Carole’s album Tapestry has sold more than 25 million copies and the musical focuses on her route to success between the ages of 16 and 29, as part of the hit songwriting team with husband Gerry Goffin.

Glynis is a lifelong fan of Carole King. She doesn’t sing, but loves the fact that she will get to hear Carole King music all year. Initially booking till 13 June, the show has extended its run due to popular demand until February next year. It has also just been nominated for 8 Olivier Awards.

Drawing: Ben Miles, Nathaniel Parker, Lydia Leonard and Paul Jesson in Wolf Hall / Bring Up The Bodies

Wolf Hall Bring Up The Bodies

After selling out its RSC premiere at Stratford, acclaimed productions of Hilary Mantel’s novels Wolf Hall and Bring Up The Bodies made their London transfer to the Aldwych Theatre in May. Both plays are running in repertory until September.
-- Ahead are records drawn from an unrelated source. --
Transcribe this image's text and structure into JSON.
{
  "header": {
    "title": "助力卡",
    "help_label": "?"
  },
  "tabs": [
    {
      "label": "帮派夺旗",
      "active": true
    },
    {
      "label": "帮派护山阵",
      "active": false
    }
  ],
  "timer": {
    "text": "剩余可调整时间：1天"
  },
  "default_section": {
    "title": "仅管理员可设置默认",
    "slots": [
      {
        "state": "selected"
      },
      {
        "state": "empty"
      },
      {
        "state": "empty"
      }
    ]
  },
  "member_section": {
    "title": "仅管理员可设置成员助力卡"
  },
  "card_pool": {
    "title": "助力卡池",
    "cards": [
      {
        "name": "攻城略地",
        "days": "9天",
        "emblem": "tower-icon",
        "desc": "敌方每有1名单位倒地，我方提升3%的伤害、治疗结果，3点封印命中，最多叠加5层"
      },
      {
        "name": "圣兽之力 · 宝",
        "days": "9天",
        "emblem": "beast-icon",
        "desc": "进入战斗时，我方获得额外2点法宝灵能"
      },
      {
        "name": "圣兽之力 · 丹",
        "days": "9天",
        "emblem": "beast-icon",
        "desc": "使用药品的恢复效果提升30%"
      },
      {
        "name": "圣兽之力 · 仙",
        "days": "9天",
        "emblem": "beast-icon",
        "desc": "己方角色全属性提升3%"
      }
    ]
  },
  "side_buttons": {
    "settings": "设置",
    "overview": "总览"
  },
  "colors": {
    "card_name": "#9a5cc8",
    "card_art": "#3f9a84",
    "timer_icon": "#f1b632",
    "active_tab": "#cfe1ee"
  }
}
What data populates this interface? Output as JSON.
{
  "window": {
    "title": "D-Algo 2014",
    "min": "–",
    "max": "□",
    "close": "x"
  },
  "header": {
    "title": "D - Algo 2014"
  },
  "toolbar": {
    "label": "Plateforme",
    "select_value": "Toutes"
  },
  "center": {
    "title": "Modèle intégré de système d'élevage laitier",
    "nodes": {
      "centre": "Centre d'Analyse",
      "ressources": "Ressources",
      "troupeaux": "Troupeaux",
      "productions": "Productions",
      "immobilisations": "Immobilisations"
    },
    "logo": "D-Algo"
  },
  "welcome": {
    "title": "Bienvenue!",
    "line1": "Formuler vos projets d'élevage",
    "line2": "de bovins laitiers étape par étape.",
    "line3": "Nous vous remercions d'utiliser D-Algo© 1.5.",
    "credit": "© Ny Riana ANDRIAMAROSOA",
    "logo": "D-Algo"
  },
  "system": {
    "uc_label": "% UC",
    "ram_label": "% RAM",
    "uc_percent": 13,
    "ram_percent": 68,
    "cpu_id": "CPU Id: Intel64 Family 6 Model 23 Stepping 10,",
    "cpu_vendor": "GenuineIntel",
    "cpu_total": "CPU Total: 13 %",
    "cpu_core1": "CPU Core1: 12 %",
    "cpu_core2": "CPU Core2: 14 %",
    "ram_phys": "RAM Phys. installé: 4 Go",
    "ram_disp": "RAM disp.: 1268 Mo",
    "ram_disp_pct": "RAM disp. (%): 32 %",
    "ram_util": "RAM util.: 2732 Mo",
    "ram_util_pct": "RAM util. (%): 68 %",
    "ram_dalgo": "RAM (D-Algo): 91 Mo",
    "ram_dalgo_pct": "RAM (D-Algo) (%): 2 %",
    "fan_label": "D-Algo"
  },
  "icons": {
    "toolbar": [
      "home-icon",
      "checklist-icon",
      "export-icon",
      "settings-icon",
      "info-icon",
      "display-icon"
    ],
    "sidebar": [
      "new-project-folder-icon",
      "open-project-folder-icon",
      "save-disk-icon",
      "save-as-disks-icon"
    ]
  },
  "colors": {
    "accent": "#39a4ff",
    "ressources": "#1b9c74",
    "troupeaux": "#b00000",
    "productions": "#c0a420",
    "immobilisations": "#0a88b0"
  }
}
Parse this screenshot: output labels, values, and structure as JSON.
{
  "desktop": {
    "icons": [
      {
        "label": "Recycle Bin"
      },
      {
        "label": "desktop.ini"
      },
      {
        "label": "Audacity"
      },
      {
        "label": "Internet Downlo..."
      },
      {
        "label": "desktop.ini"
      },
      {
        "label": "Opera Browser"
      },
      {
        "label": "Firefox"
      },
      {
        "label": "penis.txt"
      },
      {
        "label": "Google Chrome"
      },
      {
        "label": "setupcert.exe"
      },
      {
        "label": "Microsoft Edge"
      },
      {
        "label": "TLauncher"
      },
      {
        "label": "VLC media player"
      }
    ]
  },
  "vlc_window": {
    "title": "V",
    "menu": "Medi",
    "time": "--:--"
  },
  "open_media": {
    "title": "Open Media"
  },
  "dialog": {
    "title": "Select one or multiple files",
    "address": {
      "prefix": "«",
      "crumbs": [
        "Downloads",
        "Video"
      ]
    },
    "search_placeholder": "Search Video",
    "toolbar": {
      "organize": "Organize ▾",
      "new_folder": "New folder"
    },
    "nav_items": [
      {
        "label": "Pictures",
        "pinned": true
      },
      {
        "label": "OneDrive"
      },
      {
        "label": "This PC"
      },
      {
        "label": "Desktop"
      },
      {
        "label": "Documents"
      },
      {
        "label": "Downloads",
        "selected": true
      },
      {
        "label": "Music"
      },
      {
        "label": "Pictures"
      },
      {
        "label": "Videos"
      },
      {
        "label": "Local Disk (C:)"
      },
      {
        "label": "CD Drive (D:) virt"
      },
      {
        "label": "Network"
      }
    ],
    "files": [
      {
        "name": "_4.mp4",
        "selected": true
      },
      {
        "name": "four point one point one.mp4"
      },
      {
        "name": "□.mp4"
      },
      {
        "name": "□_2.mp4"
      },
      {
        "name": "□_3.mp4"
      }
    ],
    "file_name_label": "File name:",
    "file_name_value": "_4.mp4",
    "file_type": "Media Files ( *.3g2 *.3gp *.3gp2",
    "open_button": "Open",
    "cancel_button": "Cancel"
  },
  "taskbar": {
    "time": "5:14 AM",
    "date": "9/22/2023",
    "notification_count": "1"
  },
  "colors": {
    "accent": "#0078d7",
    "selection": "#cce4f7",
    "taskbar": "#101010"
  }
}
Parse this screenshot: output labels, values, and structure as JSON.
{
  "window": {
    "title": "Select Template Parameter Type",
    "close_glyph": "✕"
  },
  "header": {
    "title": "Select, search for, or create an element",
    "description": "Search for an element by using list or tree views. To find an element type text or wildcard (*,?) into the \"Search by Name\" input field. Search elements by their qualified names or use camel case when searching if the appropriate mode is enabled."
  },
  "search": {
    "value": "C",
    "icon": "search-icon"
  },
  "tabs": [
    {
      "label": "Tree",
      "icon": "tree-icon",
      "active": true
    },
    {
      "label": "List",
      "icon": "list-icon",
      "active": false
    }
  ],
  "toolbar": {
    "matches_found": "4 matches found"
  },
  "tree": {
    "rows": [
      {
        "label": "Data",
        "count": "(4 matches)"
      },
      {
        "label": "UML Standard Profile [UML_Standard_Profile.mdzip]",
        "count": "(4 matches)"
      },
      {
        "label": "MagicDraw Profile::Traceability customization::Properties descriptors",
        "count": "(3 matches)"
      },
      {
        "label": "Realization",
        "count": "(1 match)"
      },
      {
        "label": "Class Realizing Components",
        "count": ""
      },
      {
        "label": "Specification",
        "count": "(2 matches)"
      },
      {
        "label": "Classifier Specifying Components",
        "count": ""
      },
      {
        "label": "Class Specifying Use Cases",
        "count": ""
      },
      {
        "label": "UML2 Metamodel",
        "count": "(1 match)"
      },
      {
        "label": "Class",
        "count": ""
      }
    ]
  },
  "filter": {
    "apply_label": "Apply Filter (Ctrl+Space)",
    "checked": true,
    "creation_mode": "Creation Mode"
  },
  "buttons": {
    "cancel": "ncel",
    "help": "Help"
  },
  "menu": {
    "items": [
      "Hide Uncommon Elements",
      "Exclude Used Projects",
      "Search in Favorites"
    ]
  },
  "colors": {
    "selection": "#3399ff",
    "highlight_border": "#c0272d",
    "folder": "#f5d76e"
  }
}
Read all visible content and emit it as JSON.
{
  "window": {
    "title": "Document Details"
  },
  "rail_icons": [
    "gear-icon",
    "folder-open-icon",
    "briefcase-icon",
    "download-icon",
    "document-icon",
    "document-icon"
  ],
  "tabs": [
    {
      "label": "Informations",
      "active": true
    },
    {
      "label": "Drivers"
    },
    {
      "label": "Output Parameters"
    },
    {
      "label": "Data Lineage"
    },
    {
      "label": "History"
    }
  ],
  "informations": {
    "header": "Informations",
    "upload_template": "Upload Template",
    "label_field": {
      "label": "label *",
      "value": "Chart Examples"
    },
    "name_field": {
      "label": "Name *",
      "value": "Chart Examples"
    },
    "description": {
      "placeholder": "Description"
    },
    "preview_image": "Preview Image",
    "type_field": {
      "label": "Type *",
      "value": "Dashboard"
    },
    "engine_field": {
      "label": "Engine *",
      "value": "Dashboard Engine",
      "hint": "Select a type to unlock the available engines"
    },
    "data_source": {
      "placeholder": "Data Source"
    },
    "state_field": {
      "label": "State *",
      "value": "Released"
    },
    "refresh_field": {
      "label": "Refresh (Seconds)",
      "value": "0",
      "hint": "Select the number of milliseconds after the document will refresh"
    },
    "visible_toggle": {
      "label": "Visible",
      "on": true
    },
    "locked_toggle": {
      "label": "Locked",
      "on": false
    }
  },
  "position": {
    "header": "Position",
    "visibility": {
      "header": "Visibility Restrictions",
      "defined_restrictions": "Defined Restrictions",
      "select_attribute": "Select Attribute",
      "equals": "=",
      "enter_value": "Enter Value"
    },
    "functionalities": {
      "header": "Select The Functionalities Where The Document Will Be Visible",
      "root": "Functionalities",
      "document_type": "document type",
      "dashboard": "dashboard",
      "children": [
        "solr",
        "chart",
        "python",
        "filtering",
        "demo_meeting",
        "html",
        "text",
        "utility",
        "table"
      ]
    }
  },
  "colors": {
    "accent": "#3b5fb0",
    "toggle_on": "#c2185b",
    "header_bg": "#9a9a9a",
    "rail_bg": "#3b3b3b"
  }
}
The double bill, adapted by dramatist Mike Poulton and directed by Jeremy Herrin, tell the compelling story of the political rise to power of Thomas Cromwell, in the court of Henry VIII. He was Britain’s original working class hero, according to the author.

The adaptions compress 1,246 pages of print into five and a half hours of stage time with the complex interactions of 70 characters, seven of whom are annoyingly called Thomas.

Hilary won the 2009 Man Booker Prize for Wolf Hall, and repeated the success with Bring Up The Bodies in 2012. They are the first two parts of Hilary’s projected trilogy of Henry’s fixer – the third, The Mirror and the Light is currently being written “at haste”, as you read this.

Ben Miles plays Cromwell, Lydia Leonard is Anne Boleyn, Nathaniel Parker as Henry VIII and Paul Jesson as Cardinal Wolsey.

Mark Lawson in The Guardian says: “English ecclesiastical reform was driven by the King’s soul as well as his penis… Henry’s succession needs gave an opening to Protestant plotters in his court.”

Drawing: Alexander Hanson, Charlotte Spencer and Charlotte Blackledge in Stephen Ward – The Musical

Stephen Ward

Written by Andrew Lloyd Webber, Christopher Hampton and Don Black, and directed by Richard Eyre, Stephen Ward centres on the title character’s involvement with the young showgirl Christine Keeler that lead to one of the biggest scandals and most famous trials of the 20th century.

On the 50th anniversary, it deals with Ward as the ‘victim’ who was set up as a scapegoat when the scandal put the skids under Macmillan’s government in 1963. The Telegraph’s critic Charles Spencer suggests, “A show that may well play a part in the current campaign to quash the society osteopath’s trumped up conviction for living on immoral earnings.”

Alexander Hanson plays the charming and suave well connected bachelor Stephen Ward. Charlotte Spencer is the glamorous Keeler, and Charlotte Blackledge is her bubbly friend Mandy Rice-Davies.

The London wind and rain kindly subsided to allow the three leads to sign my sketch at the uncovered Aldwych stage door after last night’s performance.